Tulip Tree, the popular name for lirioden-dron tulipifera, a large tree of the magnolia family; one of its distinctive characters, its large and showy flowers, being recognized in its botanical and common names. The genus (named from Gr. lipiov, a lily, and Sivtipov, a tree) is exclusively American, and includes only this species. It is found from Canada to Florida, and is more abundant in parts of the west, as Michigan and southern Illinois, than at the east; with the exception of the button-wood, it is the largest of our deciduous trees, reaching the height of 140 ft., with a diameter of 8 or 9 ft. The bark on young branches is light brown and smooth, but on old trees it is much broken by longitudinal fissures. In spring the development of no tree can be studied with greater interest; as the large leaf buds open they are found to be covered by two stipules, coherent by their edges to form a sac, and beneath these the young leaf, to which they belong, will be found closely folded, and its petiole bent over; beneath this is another leaf similarly covered and packed away, and so on; as the leaf develops, the stipules increase in size, and soon fall away, leaving a scar just above the petiole.

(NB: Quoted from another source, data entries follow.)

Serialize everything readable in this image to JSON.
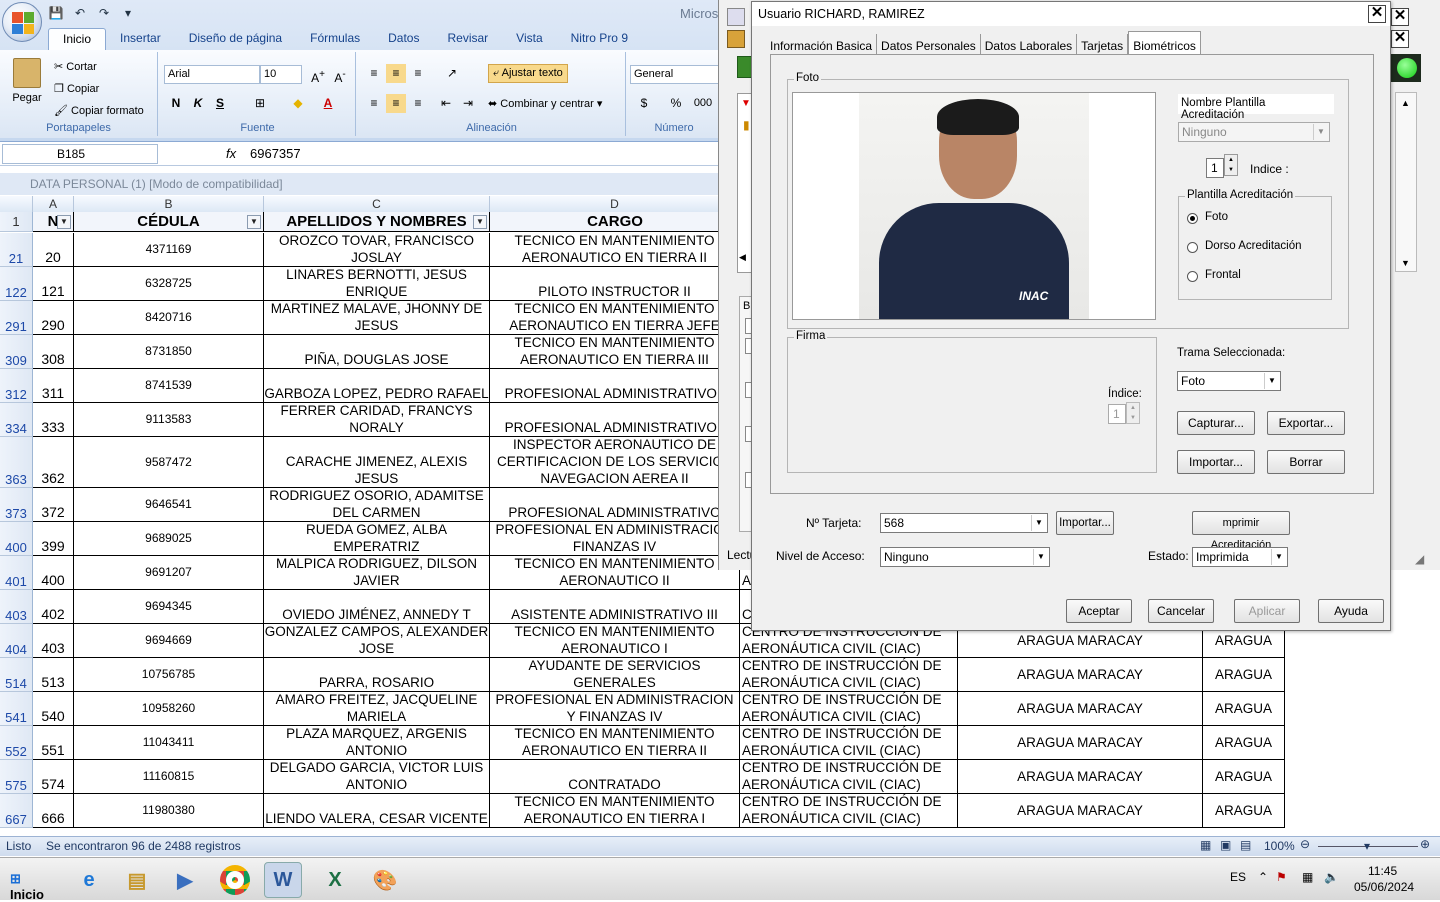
{
  "excel": {
    "app_title": "Micros",
    "tabs": [
      "Inicio",
      "Insertar",
      "Diseño de página",
      "Fórmulas",
      "Datos",
      "Revisar",
      "Vista",
      "Nitro Pro 9"
    ],
    "clipboard": {
      "paste": "Pegar",
      "cut": "Cortar",
      "copy": "Copiar",
      "format_painter": "Copiar formato",
      "label": "Portapapeles"
    },
    "font": {
      "name": "Arial",
      "size": "10",
      "label": "Fuente",
      "bold": "N",
      "italic": "K",
      "underline": "S"
    },
    "alignment": {
      "wrap": "Ajustar texto",
      "merge": "Combinar y centrar",
      "label": "Alineación"
    },
    "number": {
      "format": "General",
      "percent": "%",
      "thousands": "000",
      "label": "Número"
    },
    "name_box": "B185",
    "fx": "fx",
    "formula_value": "6967357",
    "doc_title": "DATA PERSONAL (1)  [Modo de compatibilidad]",
    "columns": [
      "A",
      "B",
      "C",
      "D"
    ],
    "header_row_number": "1",
    "headers": {
      "n": "N",
      "cedula": "CÉDULA",
      "apellidos": "APELLIDOS Y NOMBRES",
      "cargo": "CARGO"
    },
    "rows": [
      {
        "rn": "21",
        "n": "20",
        "ced": "4371169",
        "name": "OROZCO TOVAR, FRANCISCO JOSLAY",
        "cargo": "TECNICO EN MANTENIMIENTO AERONAUTICO EN TIERRA II",
        "centro": "",
        "ciudad": "",
        "estado": ""
      },
      {
        "rn": "122",
        "n": "121",
        "ced": "6328725",
        "name": "LINARES BERNOTTI, JESUS ENRIQUE",
        "cargo": "PILOTO INSTRUCTOR II",
        "centro": "",
        "ciudad": "",
        "estado": ""
      },
      {
        "rn": "291",
        "n": "290",
        "ced": "8420716",
        "name": "MARTINEZ MALAVE, JHONNY DE JESUS",
        "cargo": "TECNICO EN MANTENIMIENTO AERONAUTICO EN TIERRA JEFE",
        "centro": "",
        "ciudad": "",
        "estado": ""
      },
      {
        "rn": "309",
        "n": "308",
        "ced": "8731850",
        "name": "PIÑA, DOUGLAS JOSE",
        "cargo": "TECNICO EN MANTENIMIENTO AERONAUTICO EN TIERRA III",
        "centro": "",
        "ciudad": "",
        "estado": ""
      },
      {
        "rn": "312",
        "n": "311",
        "ced": "8741539",
        "name": "GARBOZA LOPEZ, PEDRO RAFAEL",
        "cargo": "PROFESIONAL ADMINISTRATIVO I",
        "centro": "",
        "ciudad": "",
        "estado": ""
      },
      {
        "rn": "334",
        "n": "333",
        "ced": "9113583",
        "name": "FERRER CARIDAD, FRANCYS NORALY",
        "cargo": "PROFESIONAL ADMINISTRATIVO I",
        "centro": "",
        "ciudad": "",
        "estado": ""
      },
      {
        "rn": "363",
        "n": "362",
        "ced": "9587472",
        "name": "CARACHE JIMENEZ, ALEXIS JESUS",
        "cargo": "INSPECTOR AERONAUTICO DE CERTIFICACION DE LOS SERVICIOS NAVEGACION AEREA II",
        "centro": "",
        "ciudad": "",
        "estado": ""
      },
      {
        "rn": "373",
        "n": "372",
        "ced": "9646541",
        "name": "RODRIGUEZ OSORIO, ADAMITSE DEL CARMEN",
        "cargo": "PROFESIONAL ADMINISTRATIVO",
        "centro": "",
        "ciudad": "",
        "estado": ""
      },
      {
        "rn": "400",
        "n": "399",
        "ced": "9689025",
        "name": "RUEDA GOMEZ, ALBA EMPERATRIZ",
        "cargo": "PROFESIONAL EN ADMINISTRACION FINANZAS IV",
        "centro": "",
        "ciudad": "",
        "estado": ""
      },
      {
        "rn": "401",
        "n": "400",
        "ced": "9691207",
        "name": "MALPICA RODRIGUEZ, DILSON JAVIER",
        "cargo": "TECNICO EN MANTENIMIENTO AERONAUTICO II",
        "centro": "A",
        "ciudad": "",
        "estado": ""
      },
      {
        "rn": "403",
        "n": "402",
        "ced": "9694345",
        "name": "OVIEDO JIMÉNEZ, ANNEDY T",
        "cargo": "ASISTENTE ADMINISTRATIVO III",
        "centro": "C A",
        "ciudad": "",
        "estado": ""
      },
      {
        "rn": "404",
        "n": "403",
        "ced": "9694669",
        "name": "GONZALEZ CAMPOS, ALEXANDER JOSE",
        "cargo": "TECNICO EN MANTENIMIENTO AERONAUTICO I",
        "centro": "CENTRO DE INSTRUCCIÓN DE AERONÁUTICA CIVIL (CIAC)",
        "ciudad": "ARAGUA MARACAY",
        "estado": "ARAGUA"
      },
      {
        "rn": "514",
        "n": "513",
        "ced": "10756785",
        "name": "PARRA, ROSARIO",
        "cargo": "AYUDANTE DE SERVICIOS GENERALES",
        "centro": "CENTRO DE INSTRUCCIÓN DE AERONÁUTICA CIVIL (CIAC)",
        "ciudad": "ARAGUA MARACAY",
        "estado": "ARAGUA"
      },
      {
        "rn": "541",
        "n": "540",
        "ced": "10958260",
        "name": "AMARO FREITEZ, JACQUELINE MARIELA",
        "cargo": "PROFESIONAL EN ADMINISTRACION Y FINANZAS IV",
        "centro": "CENTRO DE INSTRUCCIÓN DE AERONÁUTICA CIVIL (CIAC)",
        "ciudad": "ARAGUA MARACAY",
        "estado": "ARAGUA"
      },
      {
        "rn": "552",
        "n": "551",
        "ced": "11043411",
        "name": "PLAZA MARQUEZ, ARGENIS ANTONIO",
        "cargo": "TECNICO EN MANTENIMIENTO AERONAUTICO EN TIERRA II",
        "centro": "CENTRO DE INSTRUCCIÓN DE AERONÁUTICA CIVIL (CIAC)",
        "ciudad": "ARAGUA MARACAY",
        "estado": "ARAGUA"
      },
      {
        "rn": "575",
        "n": "574",
        "ced": "11160815",
        "name": "DELGADO GARCIA, VICTOR LUIS ANTONIO",
        "cargo": "CONTRATADO",
        "centro": "CENTRO DE INSTRUCCIÓN DE AERONÁUTICA CIVIL (CIAC)",
        "ciudad": "ARAGUA MARACAY",
        "estado": "ARAGUA"
      },
      {
        "rn": "667",
        "n": "666",
        "ced": "11980380",
        "name": "LIENDO VALERA, CESAR VICENTE",
        "cargo": "TECNICO EN MANTENIMIENTO AERONAUTICO EN TIERRA I",
        "centro": "CENTRO DE INSTRUCCIÓN DE AERONÁUTICA CIVIL (CIAC)",
        "ciudad": "ARAGUA MARACAY",
        "estado": "ARAGUA"
      }
    ],
    "status": "Listo",
    "status_records": "Se encontraron 96 de 2488 registros",
    "zoom": "100%"
  },
  "bgwin": {
    "label_lectura": "Lectu",
    "label_b": "B"
  },
  "dialog": {
    "title": "Usuario    RICHARD, RAMIREZ",
    "tabs": [
      "Información Basica",
      "Datos Personales",
      "Datos Laborales",
      "Tarjetas",
      "Biométricos"
    ],
    "foto_legend": "Foto",
    "photo_logo": "INAC",
    "plantilla_name_label": "Nombre Plantilla Acreditación",
    "plantilla_name_value": "Ninguno",
    "indice_label": "Indice :",
    "indice_value": "1",
    "plantilla_legend": "Plantilla Acreditación",
    "radio_foto": "Foto",
    "radio_dorso": "Dorso Acreditación",
    "radio_frontal": "Frontal",
    "firma_legend": "Firma",
    "firma_indice_label": "Índice:",
    "firma_indice_value": "1",
    "trama_label": "Trama Seleccionada:",
    "trama_value": "Foto",
    "btn_capturar": "Capturar...",
    "btn_exportar": "Exportar...",
    "btn_importar": "Importar...",
    "btn_borrar": "Borrar",
    "tarjeta_label": "Nº Tarjeta:",
    "tarjeta_value": "568",
    "btn_importar2": "Importar...",
    "btn_imprimir": "mprimir Acreditación",
    "nivel_label": "Nivel de Acceso:",
    "nivel_value": "Ninguno",
    "estado_label": "Estado:",
    "estado_value": "Imprimida",
    "btn_aceptar": "Aceptar",
    "btn_cancelar": "Cancelar",
    "btn_aplicar": "Aplicar",
    "btn_ayuda": "Ayuda"
  },
  "taskbar": {
    "start": "Inicio",
    "lang": "ES",
    "time": "11:45",
    "date": "05/06/2024"
  }
}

The leaves, on long petioles, are 4 in. or more across, with two lobes near the base and two at the apex, where the leaf appears as if it had been abruptly cut off, leaving a very broad, shallow notch. The flowers are solitary and terminal; the bud is enclosed by a sheath which is pushed off as the flower opens; they consist of three long reflexed sepals, and six petals, which are arranged in two rows, to form a bell-shaped corolla, 2 in. or more long, within which are numerous stamens, surrounding a cone-like mass of pistils crowded upon a long slender axis. In fruit the pistils ripen into woody one-or two-seeded keys, which fall away from the axis.. The petals are greenish yellow, marked with orange, and have an orange spot at the base. * The bark, especially that of the root, is bitter and aromatic, and sometimes used as a stimulant tonic. The wood, often called white wood, though it becomes yellowish upon exposure, is soft and easily worked, and is put to almost as many uses as that of the white pine; it is easily bent to any required shape, which makes it useful in building circular staircases and other curved work; it is much employed in carriage building for panels, and in cabinet work, especially for drawers.

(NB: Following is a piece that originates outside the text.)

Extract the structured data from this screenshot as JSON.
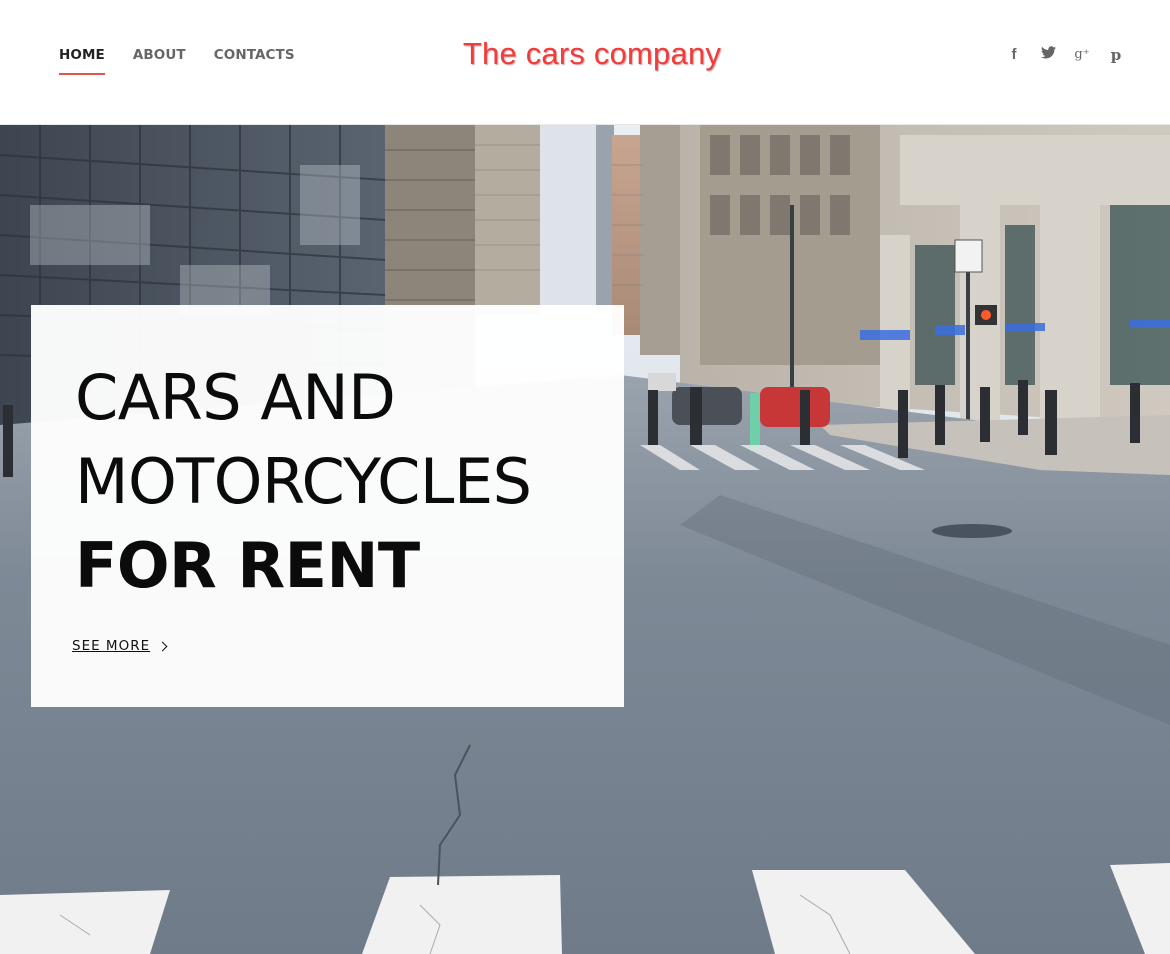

In localities where it is the most available timber, it is employed in building. The western lumbermen almost invariably call the tree poplar (" popple ") or yellow poplar; an unfortunate mis -nomer, as it has no resemblance to or botanical relationship with the poplars. The tulip tree is pleasing when young, and when full grown forms a very stately object. There are several varieties in which the leaves deviate from the usual form, and one in which they are handsomely variegated with yellow; but the markings do not hold under our hot suns. Trees transplanted from the woods, unless they are very small, do not succeed, and this has given the impression that the tree is difficult to manage. It is easily raised from seeds, and nursery trees, produced in this way and transplanted a few times, may be removed without difficulty.
Tulip Tree (Liriodendron tulipifera).